Unlike Minority Report, Black-ish's season premiere "The Word" was a flawless victory. I laughed so hard, out loud, the whole way through. I'm really glad that ABC - for the time being - appears to be sitting back and just letting Kenya Barris do what he do, hear? Having Andre Johnson, Jr. tackle the n-word - the only way Andre - can is a stroke of sheer genius.
The smartest move, however, was to not make Andre go entirely overboard the way he usually does, at least not this time. When his younger son Jack is expelled from school for using the word, Andre has to start re-evaluating it, starting with his family, friends and coworkers, and then the school board.
It's a really funny episode.
I'm just sayin', tho!
I also liked the final verdict Andre comes up with: white people got to create and hurl the word for centuries; black people need a run at it to figure it out. The only reason they want to ban the word is when they can't say it; otherwise they feel everyone should get to say simply because they want. This is particularly evident by the way Andre, his father, and his eldest daughter Zoe all treat the n-word: Pops' generation considers it a negative term, while Andre's generation attempted to reclaim it, and Zoe's "sexting, insta-dummy generation" is just "giving it away".
In humor, "The Word" vastly eclipsed the second episode in Andre insists on buying a gun for protection, even though it's obviously a huge mistake, replete with all the usual arguments.
Eddie's situation in the second episode resonated with me in that he finally found a way to hang with his crush. He and his neighbor Nicole agree that they will "study" together every day during a free period at school (with Eddie posing as her tutor). In reality they're just going to hang out and listen to music.
Unfortunately, Eddie's mother Jessica wants him to start taking piccolo lessons, an instrument he doesn't give a shit about and is highly unlikely to use later in life (unlike, say, learning to comfortably converse with someone he's attracted to, build up his confidence and self-worth, and develop healthy social skills). Thus begins the game of parent-child chess, something at which Jessica excels.
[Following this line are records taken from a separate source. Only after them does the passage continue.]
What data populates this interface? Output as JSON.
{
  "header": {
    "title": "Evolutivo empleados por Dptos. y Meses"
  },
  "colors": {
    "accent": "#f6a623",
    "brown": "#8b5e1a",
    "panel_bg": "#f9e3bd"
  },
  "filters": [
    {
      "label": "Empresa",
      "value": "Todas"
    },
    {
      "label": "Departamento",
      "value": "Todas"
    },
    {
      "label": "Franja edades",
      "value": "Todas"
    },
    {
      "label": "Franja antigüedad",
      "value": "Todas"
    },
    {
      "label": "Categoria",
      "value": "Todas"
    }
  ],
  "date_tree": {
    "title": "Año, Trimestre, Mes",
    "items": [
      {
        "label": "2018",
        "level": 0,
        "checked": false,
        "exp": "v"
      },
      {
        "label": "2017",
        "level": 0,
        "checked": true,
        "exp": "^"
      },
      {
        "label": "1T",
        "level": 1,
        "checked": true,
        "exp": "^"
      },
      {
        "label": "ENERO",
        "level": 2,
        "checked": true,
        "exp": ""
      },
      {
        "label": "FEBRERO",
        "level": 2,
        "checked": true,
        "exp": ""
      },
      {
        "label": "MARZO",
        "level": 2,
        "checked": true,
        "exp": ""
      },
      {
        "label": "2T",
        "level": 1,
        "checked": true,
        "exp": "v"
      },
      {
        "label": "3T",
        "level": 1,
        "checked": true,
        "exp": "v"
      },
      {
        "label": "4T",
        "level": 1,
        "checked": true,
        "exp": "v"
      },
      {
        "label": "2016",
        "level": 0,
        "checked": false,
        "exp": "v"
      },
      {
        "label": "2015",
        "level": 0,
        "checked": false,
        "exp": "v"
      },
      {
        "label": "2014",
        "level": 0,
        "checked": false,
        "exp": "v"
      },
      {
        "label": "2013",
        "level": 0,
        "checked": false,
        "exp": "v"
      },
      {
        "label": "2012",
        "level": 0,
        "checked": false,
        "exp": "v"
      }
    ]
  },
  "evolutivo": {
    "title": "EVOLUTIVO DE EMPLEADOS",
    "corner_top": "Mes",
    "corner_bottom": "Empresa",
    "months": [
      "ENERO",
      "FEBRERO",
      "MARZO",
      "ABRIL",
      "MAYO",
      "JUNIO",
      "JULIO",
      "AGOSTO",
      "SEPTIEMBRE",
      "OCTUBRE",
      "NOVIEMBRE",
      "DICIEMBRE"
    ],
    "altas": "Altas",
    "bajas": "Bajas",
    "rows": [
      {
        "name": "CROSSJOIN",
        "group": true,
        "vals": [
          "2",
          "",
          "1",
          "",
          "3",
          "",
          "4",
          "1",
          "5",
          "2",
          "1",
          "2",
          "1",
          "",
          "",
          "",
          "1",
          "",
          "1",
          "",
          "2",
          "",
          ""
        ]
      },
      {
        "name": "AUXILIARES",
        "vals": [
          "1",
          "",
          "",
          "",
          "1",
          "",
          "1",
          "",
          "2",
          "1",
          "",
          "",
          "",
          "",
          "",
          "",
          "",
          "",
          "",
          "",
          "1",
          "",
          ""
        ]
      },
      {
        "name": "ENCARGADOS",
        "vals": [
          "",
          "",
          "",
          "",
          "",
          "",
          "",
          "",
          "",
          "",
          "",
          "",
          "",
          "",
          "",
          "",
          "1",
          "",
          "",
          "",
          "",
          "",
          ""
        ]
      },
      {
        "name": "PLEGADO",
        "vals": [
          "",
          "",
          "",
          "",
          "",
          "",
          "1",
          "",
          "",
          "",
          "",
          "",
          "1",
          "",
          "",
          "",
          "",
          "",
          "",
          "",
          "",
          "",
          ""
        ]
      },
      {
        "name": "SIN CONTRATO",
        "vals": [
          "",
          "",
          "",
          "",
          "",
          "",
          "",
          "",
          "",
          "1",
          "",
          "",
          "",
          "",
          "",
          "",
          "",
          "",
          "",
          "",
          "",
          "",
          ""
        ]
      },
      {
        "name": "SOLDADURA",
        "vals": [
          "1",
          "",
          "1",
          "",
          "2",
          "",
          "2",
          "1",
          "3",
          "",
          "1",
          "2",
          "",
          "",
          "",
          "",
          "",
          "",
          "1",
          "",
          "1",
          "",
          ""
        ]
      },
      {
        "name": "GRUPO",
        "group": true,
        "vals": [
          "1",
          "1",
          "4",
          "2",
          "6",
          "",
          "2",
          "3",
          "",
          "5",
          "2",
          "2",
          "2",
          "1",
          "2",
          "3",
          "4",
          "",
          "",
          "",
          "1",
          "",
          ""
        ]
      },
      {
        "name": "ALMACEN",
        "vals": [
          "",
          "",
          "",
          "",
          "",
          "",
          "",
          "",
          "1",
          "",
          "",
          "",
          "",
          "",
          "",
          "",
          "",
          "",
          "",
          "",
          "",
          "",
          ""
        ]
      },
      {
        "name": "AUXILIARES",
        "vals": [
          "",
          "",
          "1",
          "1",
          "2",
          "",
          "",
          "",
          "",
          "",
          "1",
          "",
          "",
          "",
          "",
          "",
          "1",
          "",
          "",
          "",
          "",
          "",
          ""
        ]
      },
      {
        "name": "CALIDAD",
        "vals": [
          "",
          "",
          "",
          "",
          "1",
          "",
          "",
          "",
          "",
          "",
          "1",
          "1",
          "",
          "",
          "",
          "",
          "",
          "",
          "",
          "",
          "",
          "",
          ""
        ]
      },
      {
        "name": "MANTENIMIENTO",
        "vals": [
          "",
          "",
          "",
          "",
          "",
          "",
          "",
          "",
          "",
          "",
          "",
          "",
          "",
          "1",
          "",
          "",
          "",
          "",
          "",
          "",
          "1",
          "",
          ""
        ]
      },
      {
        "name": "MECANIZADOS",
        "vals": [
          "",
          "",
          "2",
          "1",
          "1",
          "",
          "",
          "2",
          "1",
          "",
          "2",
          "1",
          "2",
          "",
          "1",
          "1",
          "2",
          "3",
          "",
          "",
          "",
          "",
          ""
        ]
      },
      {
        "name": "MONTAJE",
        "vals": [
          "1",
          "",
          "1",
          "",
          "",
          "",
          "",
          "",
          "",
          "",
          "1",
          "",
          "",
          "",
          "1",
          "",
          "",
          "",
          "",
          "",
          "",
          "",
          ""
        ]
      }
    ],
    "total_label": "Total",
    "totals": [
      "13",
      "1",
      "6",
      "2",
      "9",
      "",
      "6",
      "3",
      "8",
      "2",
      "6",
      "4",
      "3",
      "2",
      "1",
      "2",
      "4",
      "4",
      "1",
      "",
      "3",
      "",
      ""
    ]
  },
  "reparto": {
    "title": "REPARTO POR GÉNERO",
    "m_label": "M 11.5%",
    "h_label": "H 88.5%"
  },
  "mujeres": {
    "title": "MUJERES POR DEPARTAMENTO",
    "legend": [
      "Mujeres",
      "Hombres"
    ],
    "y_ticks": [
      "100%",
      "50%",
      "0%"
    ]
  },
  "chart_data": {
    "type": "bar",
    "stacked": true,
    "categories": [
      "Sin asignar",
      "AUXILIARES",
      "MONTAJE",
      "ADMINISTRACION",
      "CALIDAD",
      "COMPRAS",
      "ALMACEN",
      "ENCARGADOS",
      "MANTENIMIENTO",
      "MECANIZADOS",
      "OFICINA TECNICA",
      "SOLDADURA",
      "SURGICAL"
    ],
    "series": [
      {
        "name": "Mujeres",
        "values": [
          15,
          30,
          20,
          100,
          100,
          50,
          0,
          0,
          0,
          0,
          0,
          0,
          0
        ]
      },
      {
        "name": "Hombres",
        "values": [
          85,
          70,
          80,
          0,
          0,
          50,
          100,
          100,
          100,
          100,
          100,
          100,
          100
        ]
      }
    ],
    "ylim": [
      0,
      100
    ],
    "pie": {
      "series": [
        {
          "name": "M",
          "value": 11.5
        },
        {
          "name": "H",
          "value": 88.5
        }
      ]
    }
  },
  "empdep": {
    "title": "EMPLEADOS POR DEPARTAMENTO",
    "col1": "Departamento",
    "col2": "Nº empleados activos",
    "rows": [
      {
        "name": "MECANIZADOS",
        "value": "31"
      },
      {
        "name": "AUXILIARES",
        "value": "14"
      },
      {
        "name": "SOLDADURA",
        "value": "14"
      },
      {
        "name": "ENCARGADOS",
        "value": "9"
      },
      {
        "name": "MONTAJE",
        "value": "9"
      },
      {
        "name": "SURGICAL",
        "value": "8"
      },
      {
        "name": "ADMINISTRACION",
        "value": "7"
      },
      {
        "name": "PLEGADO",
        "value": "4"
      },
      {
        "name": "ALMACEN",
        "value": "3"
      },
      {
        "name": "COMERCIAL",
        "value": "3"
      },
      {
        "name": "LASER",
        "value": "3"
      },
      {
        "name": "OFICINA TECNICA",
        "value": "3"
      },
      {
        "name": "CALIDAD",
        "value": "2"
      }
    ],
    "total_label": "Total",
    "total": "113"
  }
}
By manipulating the school into giving Eddie more students to "tutor", his magic one-on-one time with Nicole is lost. It's a done deal once she notices a good-looking new kid and forgets all about Eddie.
To Jessica's dismay, Eddie falls into a deep depression, unwilling to get out of bed or eat, and playing "End of the Road" over and over again (to the point his father and brothers are singing it with him). Jessica tries yelling at him to snap out of it, which doesn't work. Horrified that she may have seriously miscalculated this one, Jessica takes a friend's advice and finally sits down to share her own dating woes stories with her son.
Fresh of the Boat is admittedly funny, and steadily getting funnier; however, I can't ignore that the person who it was based on has been effectively pushed out of the decision-making. As an aspiring scribbler myself, I'm so not down with that, especially since I've noted the deviations the real Eddie Huang has pointed out on the show. Once again there seems to be that pattern of taking a show about brown people and bending out over backwards to make white people wanna watch it.
Fashion tip? Take your cue from Black-ish and just do whatever you have to do. The Asian American audience is your priority - never forget that.